--- START ---

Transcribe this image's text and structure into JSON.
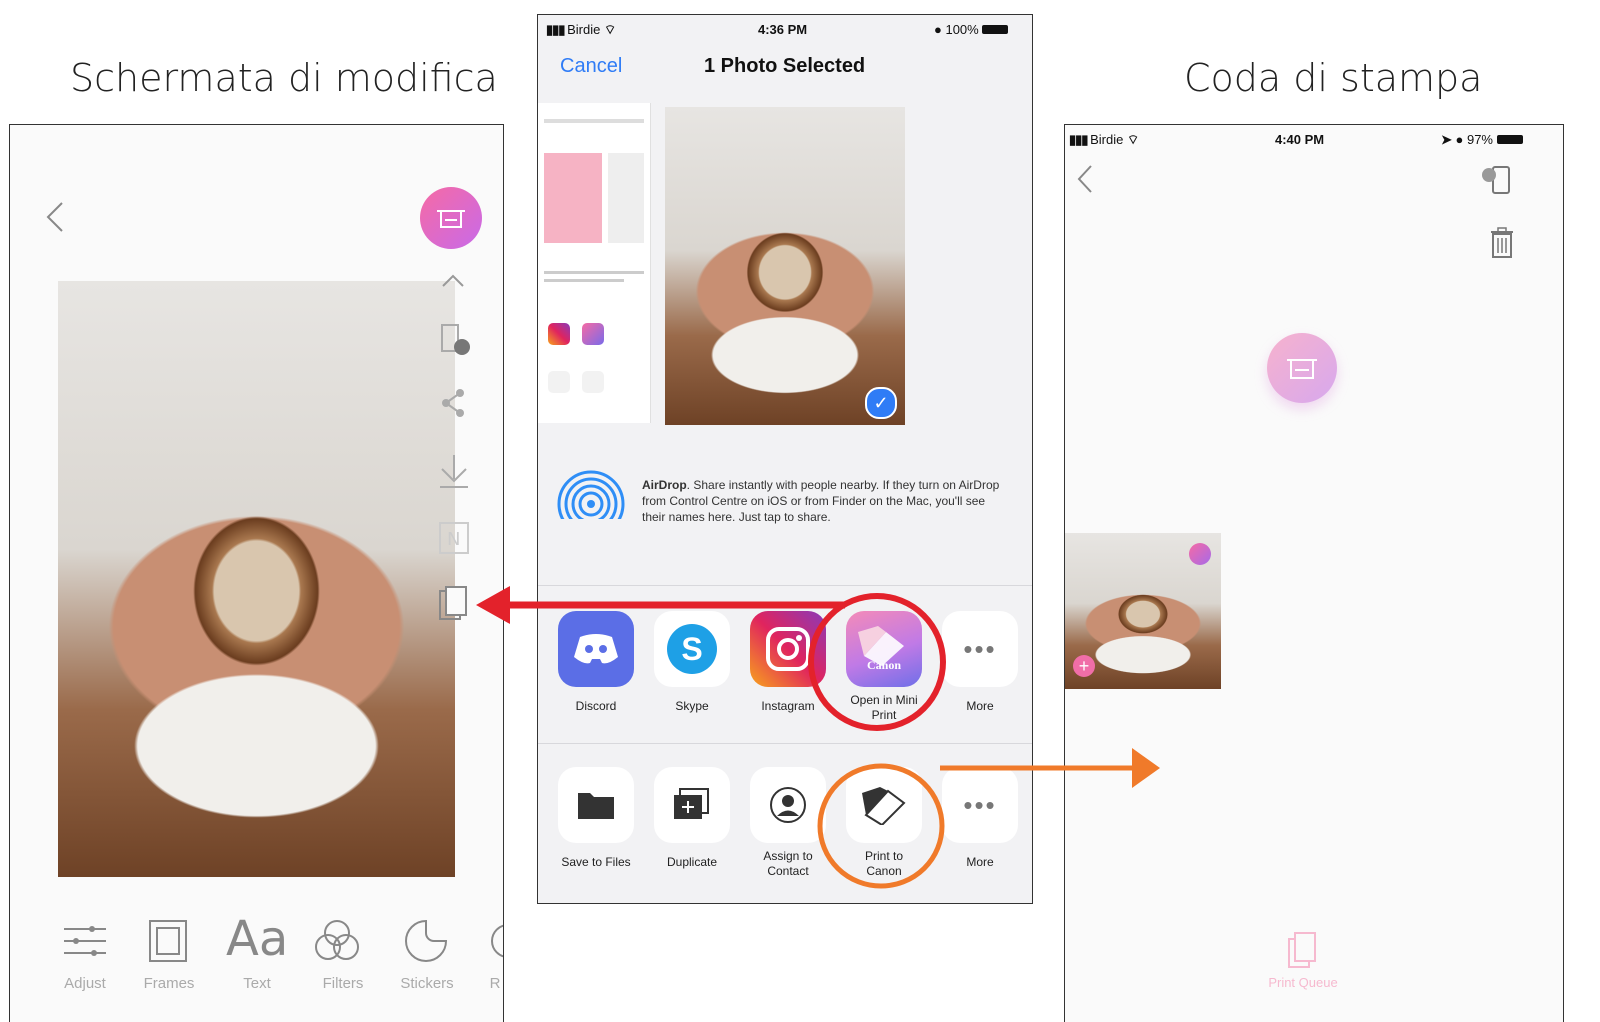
{
  "captions": {
    "left": "Schermata di modifica",
    "right": "Coda di stampa"
  },
  "edit_screen": {
    "toolbar": [
      "Adjust",
      "Frames",
      "Text",
      "Filters",
      "Stickers",
      "R"
    ],
    "text_tool_glyph": "Aa"
  },
  "share_sheet": {
    "status": {
      "carrier": "Birdie",
      "time": "4:36 PM",
      "battery": "100%"
    },
    "cancel": "Cancel",
    "title": "1 Photo Selected",
    "airdrop": {
      "label": "AirDrop",
      "text": ". Share instantly with people nearby. If they turn on AirDrop from Control Centre on iOS or from Finder on the Mac, you'll see their names here. Just tap to share."
    },
    "apps": [
      {
        "label": "Discord",
        "icon": "discord-icon"
      },
      {
        "label": "Skype",
        "icon": "skype-icon"
      },
      {
        "label": "Instagram",
        "icon": "instagram-icon"
      },
      {
        "label": "Open in Mini Print",
        "icon": "canon-mini-print-icon",
        "brand": "Canon"
      },
      {
        "label": "More",
        "icon": "more-icon"
      }
    ],
    "actions": [
      {
        "label": "Save to Files",
        "icon": "folder-icon"
      },
      {
        "label": "Duplicate",
        "icon": "duplicate-icon"
      },
      {
        "label": "Assign to Contact",
        "icon": "contact-icon"
      },
      {
        "label": "Print to Canon",
        "icon": "print-canon-icon"
      },
      {
        "label": "More",
        "icon": "more-icon"
      }
    ]
  },
  "print_queue": {
    "status": {
      "carrier": "Birdie",
      "time": "4:40 PM",
      "battery": "97%"
    },
    "tab_label": "Print Queue"
  },
  "colors": {
    "red_arrow": "#e3222b",
    "orange_arrow": "#f07a2a",
    "ios_blue": "#2f7cf6",
    "pink": "#ec5fa0",
    "purple": "#8a63e0"
  }
}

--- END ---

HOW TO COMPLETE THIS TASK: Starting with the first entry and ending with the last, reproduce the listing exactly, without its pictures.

WRITTEN SOLUTION:
Transcribe this image's text and structure into JSON.
{
  "captions": {
    "left": "Schermata di modifica",
    "right": "Coda di stampa"
  },
  "edit_screen": {
    "toolbar": [
      "Adjust",
      "Frames",
      "Text",
      "Filters",
      "Stickers",
      "R"
    ],
    "text_tool_glyph": "Aa"
  },
  "share_sheet": {
    "status": {
      "carrier": "Birdie",
      "time": "4:36 PM",
      "battery": "100%"
    },
    "cancel": "Cancel",
    "title": "1 Photo Selected",
    "airdrop": {
      "label": "AirDrop",
      "text": ". Share instantly with people nearby. If they turn on AirDrop from Control Centre on iOS or from Finder on the Mac, you'll see their names here. Just tap to share."
    },
    "apps": [
      {
        "label": "Discord",
        "icon": "discord-icon"
      },
      {
        "label": "Skype",
        "icon": "skype-icon"
      },
      {
        "label": "Instagram",
        "icon": "instagram-icon"
      },
      {
        "label": "Open in Mini Print",
        "icon": "canon-mini-print-icon",
        "brand": "Canon"
      },
      {
        "label": "More",
        "icon": "more-icon"
      }
    ],
    "actions": [
      {
        "label": "Save to Files",
        "icon": "folder-icon"
      },
      {
        "label": "Duplicate",
        "icon": "duplicate-icon"
      },
      {
        "label": "Assign to Contact",
        "icon": "contact-icon"
      },
      {
        "label": "Print to Canon",
        "icon": "print-canon-icon"
      },
      {
        "label": "More",
        "icon": "more-icon"
      }
    ]
  },
  "print_queue": {
    "status": {
      "carrier": "Birdie",
      "time": "4:40 PM",
      "battery": "97%"
    },
    "tab_label": "Print Queue"
  },
  "colors": {
    "red_arrow": "#e3222b",
    "orange_arrow": "#f07a2a",
    "ios_blue": "#2f7cf6",
    "pink": "#ec5fa0",
    "purple": "#8a63e0"
  }
}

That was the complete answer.